** Work to complete **
Give back the whole listing below exactly.

= = = = = = =

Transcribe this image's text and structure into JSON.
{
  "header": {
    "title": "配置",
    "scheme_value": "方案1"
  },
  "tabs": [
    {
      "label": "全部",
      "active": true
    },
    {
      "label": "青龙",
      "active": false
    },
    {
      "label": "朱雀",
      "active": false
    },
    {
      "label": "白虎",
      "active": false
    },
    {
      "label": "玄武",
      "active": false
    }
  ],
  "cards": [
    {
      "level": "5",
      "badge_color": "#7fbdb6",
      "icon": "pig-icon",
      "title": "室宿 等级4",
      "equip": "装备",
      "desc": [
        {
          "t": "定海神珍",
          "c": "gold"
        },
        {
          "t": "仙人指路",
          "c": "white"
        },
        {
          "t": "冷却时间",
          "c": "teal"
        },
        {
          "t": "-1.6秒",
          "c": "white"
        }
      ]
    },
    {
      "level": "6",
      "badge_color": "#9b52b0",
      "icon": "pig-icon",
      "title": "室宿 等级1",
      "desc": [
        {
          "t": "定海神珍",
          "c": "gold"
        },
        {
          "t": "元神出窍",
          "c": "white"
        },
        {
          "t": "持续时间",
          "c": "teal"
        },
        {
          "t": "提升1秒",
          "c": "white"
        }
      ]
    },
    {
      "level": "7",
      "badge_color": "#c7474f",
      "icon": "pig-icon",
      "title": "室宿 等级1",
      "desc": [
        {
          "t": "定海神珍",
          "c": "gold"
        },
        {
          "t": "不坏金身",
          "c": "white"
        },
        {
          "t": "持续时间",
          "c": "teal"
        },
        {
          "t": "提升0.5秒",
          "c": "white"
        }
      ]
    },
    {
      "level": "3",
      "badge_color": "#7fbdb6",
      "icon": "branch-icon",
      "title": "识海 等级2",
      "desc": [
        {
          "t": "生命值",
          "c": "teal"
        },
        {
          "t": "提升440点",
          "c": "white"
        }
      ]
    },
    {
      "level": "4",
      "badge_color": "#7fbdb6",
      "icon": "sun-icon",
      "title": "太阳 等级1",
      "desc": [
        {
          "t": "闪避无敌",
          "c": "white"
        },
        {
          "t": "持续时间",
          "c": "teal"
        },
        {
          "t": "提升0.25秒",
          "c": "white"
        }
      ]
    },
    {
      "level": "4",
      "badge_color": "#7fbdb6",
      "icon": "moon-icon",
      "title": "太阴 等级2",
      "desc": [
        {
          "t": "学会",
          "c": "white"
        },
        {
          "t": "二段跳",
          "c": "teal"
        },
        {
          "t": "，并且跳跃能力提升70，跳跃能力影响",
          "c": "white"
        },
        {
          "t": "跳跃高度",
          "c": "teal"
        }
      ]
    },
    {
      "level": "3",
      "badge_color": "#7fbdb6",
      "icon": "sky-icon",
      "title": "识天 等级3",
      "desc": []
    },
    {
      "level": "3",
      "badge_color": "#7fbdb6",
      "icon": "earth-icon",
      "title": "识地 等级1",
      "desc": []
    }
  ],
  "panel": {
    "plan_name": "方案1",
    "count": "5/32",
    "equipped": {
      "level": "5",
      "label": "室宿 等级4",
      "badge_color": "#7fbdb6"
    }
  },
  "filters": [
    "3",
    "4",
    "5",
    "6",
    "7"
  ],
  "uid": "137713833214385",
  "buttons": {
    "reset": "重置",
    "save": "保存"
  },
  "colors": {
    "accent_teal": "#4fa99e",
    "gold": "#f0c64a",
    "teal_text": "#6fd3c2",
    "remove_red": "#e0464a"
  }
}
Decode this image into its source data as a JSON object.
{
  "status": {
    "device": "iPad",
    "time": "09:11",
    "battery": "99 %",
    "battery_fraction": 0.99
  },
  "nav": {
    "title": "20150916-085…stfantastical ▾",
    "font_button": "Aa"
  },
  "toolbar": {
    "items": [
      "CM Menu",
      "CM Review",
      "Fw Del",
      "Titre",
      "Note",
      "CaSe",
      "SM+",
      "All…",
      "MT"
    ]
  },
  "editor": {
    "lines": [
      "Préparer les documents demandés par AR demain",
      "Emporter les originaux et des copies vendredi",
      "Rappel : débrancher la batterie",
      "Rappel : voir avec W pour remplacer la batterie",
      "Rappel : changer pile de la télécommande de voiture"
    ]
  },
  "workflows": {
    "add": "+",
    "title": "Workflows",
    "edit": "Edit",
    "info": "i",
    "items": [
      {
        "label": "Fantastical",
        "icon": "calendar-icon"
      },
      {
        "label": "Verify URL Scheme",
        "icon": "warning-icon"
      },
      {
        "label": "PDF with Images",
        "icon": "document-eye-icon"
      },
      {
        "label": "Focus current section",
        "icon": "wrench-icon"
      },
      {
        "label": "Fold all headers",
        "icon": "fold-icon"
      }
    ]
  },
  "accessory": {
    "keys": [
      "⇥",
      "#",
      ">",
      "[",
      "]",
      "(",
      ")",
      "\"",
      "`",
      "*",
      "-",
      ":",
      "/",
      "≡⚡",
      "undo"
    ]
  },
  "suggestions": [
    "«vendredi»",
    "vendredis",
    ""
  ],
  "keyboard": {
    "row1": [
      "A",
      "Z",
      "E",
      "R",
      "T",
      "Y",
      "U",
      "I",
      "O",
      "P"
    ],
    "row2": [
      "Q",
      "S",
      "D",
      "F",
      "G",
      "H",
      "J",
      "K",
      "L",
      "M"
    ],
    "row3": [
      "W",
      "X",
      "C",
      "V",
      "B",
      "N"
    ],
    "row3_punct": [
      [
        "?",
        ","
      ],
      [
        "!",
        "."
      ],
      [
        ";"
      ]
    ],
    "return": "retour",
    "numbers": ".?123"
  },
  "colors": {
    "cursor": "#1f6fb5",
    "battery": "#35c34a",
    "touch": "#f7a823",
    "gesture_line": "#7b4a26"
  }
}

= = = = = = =

** Exercise response **
Transcribe this image's text and structure into JSON.
{
  "header": {
    "title": "配置",
    "scheme_value": "方案1"
  },
  "tabs": [
    {
      "label": "全部",
      "active": true
    },
    {
      "label": "青龙",
      "active": false
    },
    {
      "label": "朱雀",
      "active": false
    },
    {
      "label": "白虎",
      "active": false
    },
    {
      "label": "玄武",
      "active": false
    }
  ],
  "cards": [
    {
      "level": "5",
      "badge_color": "#7fbdb6",
      "icon": "pig-icon",
      "title": "室宿 等级4",
      "equip": "装备",
      "desc": [
        {
          "t": "定海神珍",
          "c": "gold"
        },
        {
          "t": "仙人指路",
          "c": "white"
        },
        {
          "t": "冷却时间",
          "c": "teal"
        },
        {
          "t": "-1.6秒",
          "c": "white"
        }
      ]
    },
    {
      "level": "6",
      "badge_color": "#9b52b0",
      "icon": "pig-icon",
      "title": "室宿 等级1",
      "desc": [
        {
          "t": "定海神珍",
          "c": "gold"
        },
        {
          "t": "元神出窍",
          "c": "white"
        },
        {
          "t": "持续时间",
          "c": "teal"
        },
        {
          "t": "提升1秒",
          "c": "white"
        }
      ]
    },
    {
      "level": "7",
      "badge_color": "#c7474f",
      "icon": "pig-icon",
      "title": "室宿 等级1",
      "desc": [
        {
          "t": "定海神珍",
          "c": "gold"
        },
        {
          "t": "不坏金身",
          "c": "white"
        },
        {
          "t": "持续时间",
          "c": "teal"
        },
        {
          "t": "提升0.5秒",
          "c": "white"
        }
      ]
    },
    {
      "level": "3",
      "badge_color": "#7fbdb6",
      "icon": "branch-icon",
      "title": "识海 等级2",
      "desc": [
        {
          "t": "生命值",
          "c": "teal"
        },
        {
          "t": "提升440点",
          "c": "white"
        }
      ]
    },
    {
      "level": "4",
      "badge_color": "#7fbdb6",
      "icon": "sun-icon",
      "title": "太阳 等级1",
      "desc": [
        {
          "t": "闪避无敌",
          "c": "white"
        },
        {
          "t": "持续时间",
          "c": "teal"
        },
        {
          "t": "提升0.25秒",
          "c": "white"
        }
      ]
    },
    {
      "level": "4",
      "badge_color": "#7fbdb6",
      "icon": "moon-icon",
      "title": "太阴 等级2",
      "desc": [
        {
          "t": "学会",
          "c": "white"
        },
        {
          "t": "二段跳",
          "c": "teal"
        },
        {
          "t": "，并且跳跃能力提升70，跳跃能力影响",
          "c": "white"
        },
        {
          "t": "跳跃高度",
          "c": "teal"
        }
      ]
    },
    {
      "level": "3",
      "badge_color": "#7fbdb6",
      "icon": "sky-icon",
      "title": "识天 等级3",
      "desc": []
    },
    {
      "level": "3",
      "badge_color": "#7fbdb6",
      "icon": "earth-icon",
      "title": "识地 等级1",
      "desc": []
    }
  ],
  "panel": {
    "plan_name": "方案1",
    "count": "5/32",
    "equipped": {
      "level": "5",
      "label": "室宿 等级4",
      "badge_color": "#7fbdb6"
    }
  },
  "filters": [
    "3",
    "4",
    "5",
    "6",
    "7"
  ],
  "uid": "137713833214385",
  "buttons": {
    "reset": "重置",
    "save": "保存"
  },
  "colors": {
    "accent_teal": "#4fa99e",
    "gold": "#f0c64a",
    "teal_text": "#6fd3c2",
    "remove_red": "#e0464a"
  }
}
Decode this image into its source data as a JSON object.
{
  "status": {
    "device": "iPad",
    "time": "09:11",
    "battery": "99 %",
    "battery_fraction": 0.99
  },
  "nav": {
    "title": "20150916-085…stfantastical ▾",
    "font_button": "Aa"
  },
  "toolbar": {
    "items": [
      "CM Menu",
      "CM Review",
      "Fw Del",
      "Titre",
      "Note",
      "CaSe",
      "SM+",
      "All…",
      "MT"
    ]
  },
  "editor": {
    "lines": [
      "Préparer les documents demandés par AR demain",
      "Emporter les originaux et des copies vendredi",
      "Rappel : débrancher la batterie",
      "Rappel : voir avec W pour remplacer la batterie",
      "Rappel : changer pile de la télécommande de voiture"
    ]
  },
  "workflows": {
    "add": "+",
    "title": "Workflows",
    "edit": "Edit",
    "info": "i",
    "items": [
      {
        "label": "Fantastical",
        "icon": "calendar-icon"
      },
      {
        "label": "Verify URL Scheme",
        "icon": "warning-icon"
      },
      {
        "label": "PDF with Images",
        "icon": "document-eye-icon"
      },
      {
        "label": "Focus current section",
        "icon": "wrench-icon"
      },
      {
        "label": "Fold all headers",
        "icon": "fold-icon"
      }
    ]
  },
  "accessory": {
    "keys": [
      "⇥",
      "#",
      ">",
      "[",
      "]",
      "(",
      ")",
      "\"",
      "`",
      "*",
      "-",
      ":",
      "/",
      "≡⚡",
      "undo"
    ]
  },
  "suggestions": [
    "«vendredi»",
    "vendredis",
    ""
  ],
  "keyboard": {
    "row1": [
      "A",
      "Z",
      "E",
      "R",
      "T",
      "Y",
      "U",
      "I",
      "O",
      "P"
    ],
    "row2": [
      "Q",
      "S",
      "D",
      "F",
      "G",
      "H",
      "J",
      "K",
      "L",
      "M"
    ],
    "row3": [
      "W",
      "X",
      "C",
      "V",
      "B",
      "N"
    ],
    "row3_punct": [
      [
        "?",
        ","
      ],
      [
        "!",
        "."
      ],
      [
        ";"
      ]
    ],
    "return": "retour",
    "numbers": ".?123"
  },
  "colors": {
    "cursor": "#1f6fb5",
    "battery": "#35c34a",
    "touch": "#f7a823",
    "gesture_line": "#7b4a26"
  }
}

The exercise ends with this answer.